Sandra: I’ve wanted to be a writer since I was six years old. When you’re six years old, writing only means fiction books. I loved the Bobbsey Twins books so much that I wanted to write some, too. I’ve never written about twins (yet!) but I do love writing. I hope I write books that people want to read over and over, and that provoke anticipation for the next title.
I also wanted to be a waitress (and I was!) and a hair stylist. No one will let me near them with scissors or trimmers after a few bad experiments. I guess I’ll stick with writing books. Erynn: How do you usually get ideas?
Sandra: All of my ideas come from my own life or the lives of those around me. I love France, and all things French, and baking. And many of the girls I’d written for years ago kept in touch with their “quarter life crisis” issues, to all of those elements came together in the French Twist series. I’m writing a series about a girl who moves to London right now. I love London, and I moved a lot as a girl. When I wrote the Friends for a Season series, I’d been hearing from a lot of girls who felt like non-BFF for life friendships weren’t worth it, and I wanted to refute that.

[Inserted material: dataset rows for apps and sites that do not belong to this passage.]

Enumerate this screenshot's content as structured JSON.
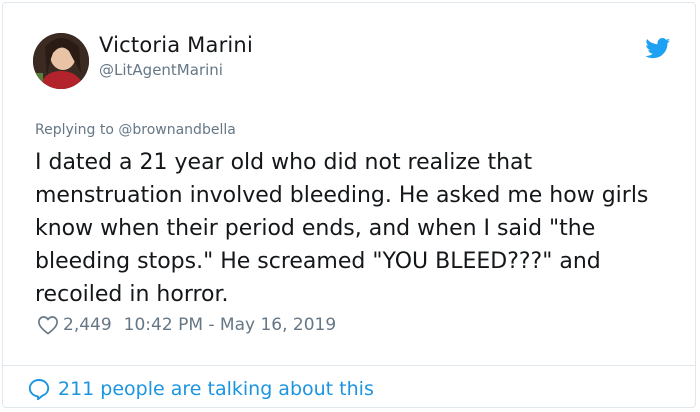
{
  "author": {
    "display_name": "Victoria Marini",
    "handle": "@LitAgentMarini",
    "avatar_icon": "profile-photo"
  },
  "reply": {
    "prefix": "Replying to ",
    "handle": "@brownandbella",
    "full": "Replying to @brownandbella"
  },
  "tweet": {
    "text": "I dated a 21 year old who did not realize that menstruation involved bleeding. He asked me how girls know when their period ends, and when I said \"the bleeding stops.\" He screamed \"YOU BLEED???\" and recoiled in horror."
  },
  "meta": {
    "likes": "2,449",
    "timestamp": "10:42 PM - May 16, 2019"
  },
  "footer": {
    "talking_label": "211 people are talking about this"
  },
  "colors": {
    "twitter_blue": "#1da1f2",
    "link_blue": "#1b95e0",
    "secondary_text": "#657786",
    "primary_text": "#14171a",
    "border": "#e1e8ed"
  },
  "icons": {
    "brand": "twitter-bird-icon",
    "like": "heart-outline-icon",
    "talking": "speech-bubble-icon"
  }
}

Erynn: Do you ever have problems finishing a book or an idea? How do you overcome that? Sandra: I am an evangelistic outline writer, so I never have a problem finishing the book because I always know where I’m going. But my hard part is writing and finishing the outline! I find if I do some creative things, like listen to music, cook, or visit art museums, and also some brainless things, like clean my cupboards, the ideas all come together eventually. It’s like having a baby. Pushing too much too soon and working against your body only makes a painful mess. Just let the idea birth itself in time, too.
Erynn: Are there any books on writing that have helped you?

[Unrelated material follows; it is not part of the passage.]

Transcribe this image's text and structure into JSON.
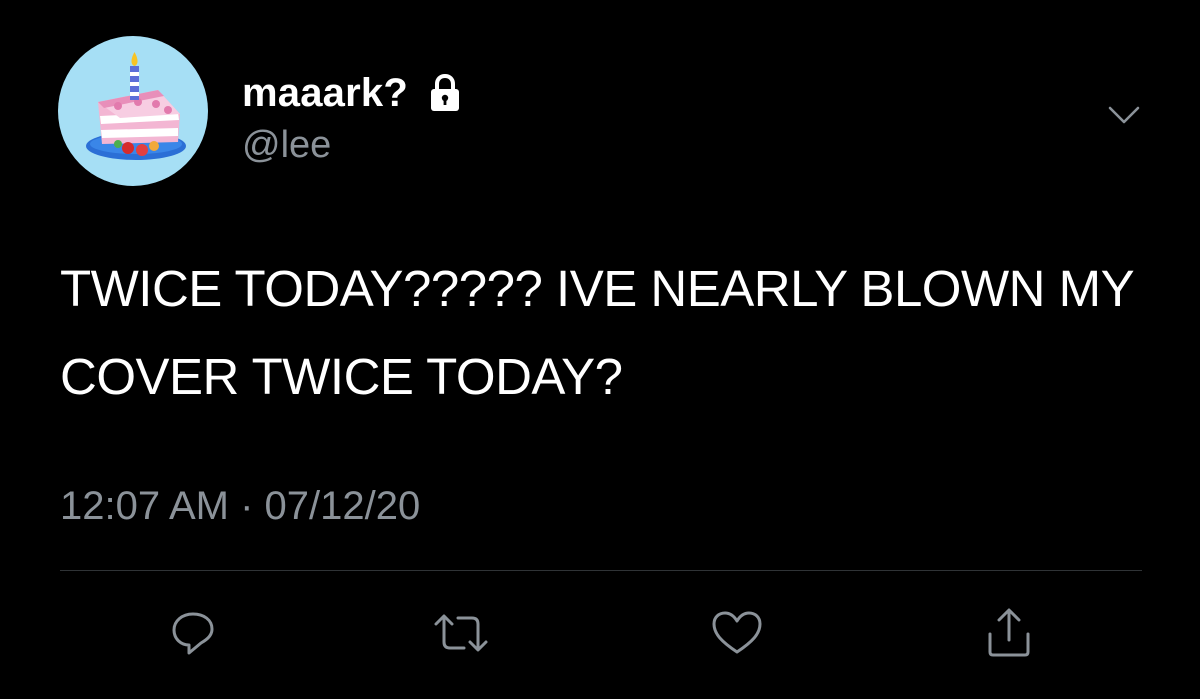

Sandra: I like Jack Bickham’s Scene and Sequel, and I like Michael Hague’s The Hero’s Two Journeys.
Erynn: What's your favorite part of writing? Your least favorite part of writing?
Sandra: My favorite part is writing the book after the outline is done. My least favorite part is writing the outline. Erynn: How do you take your coffee? :)
Sandra: Oh, depends on the day. Vanilla latte is my standard. White Chocolate Cherry Mocha if I’m feeling celebratory. Black drip if I need to get into a pair of jeans.
Thanks so much Sandra!
I hope you all have noticed how unique each writer is. I asked each author the same questions and notice how differently everyone answered them. Some outline. Some don't. Some read tons of books on writing. Some don't read any. Some love the writing process, some love the editing process.
You are going to be just as unique! Maybe you love to outline - don't stop doing it because someone like me comes along and says outlining is about as much fun as picking squashed cherry tomoatoes out of horse hooves (never done it, sounds nasty). Be yourself. Let your writing be a reflection of you.
Tomorrow is the Q&A, so be sure to post your questions!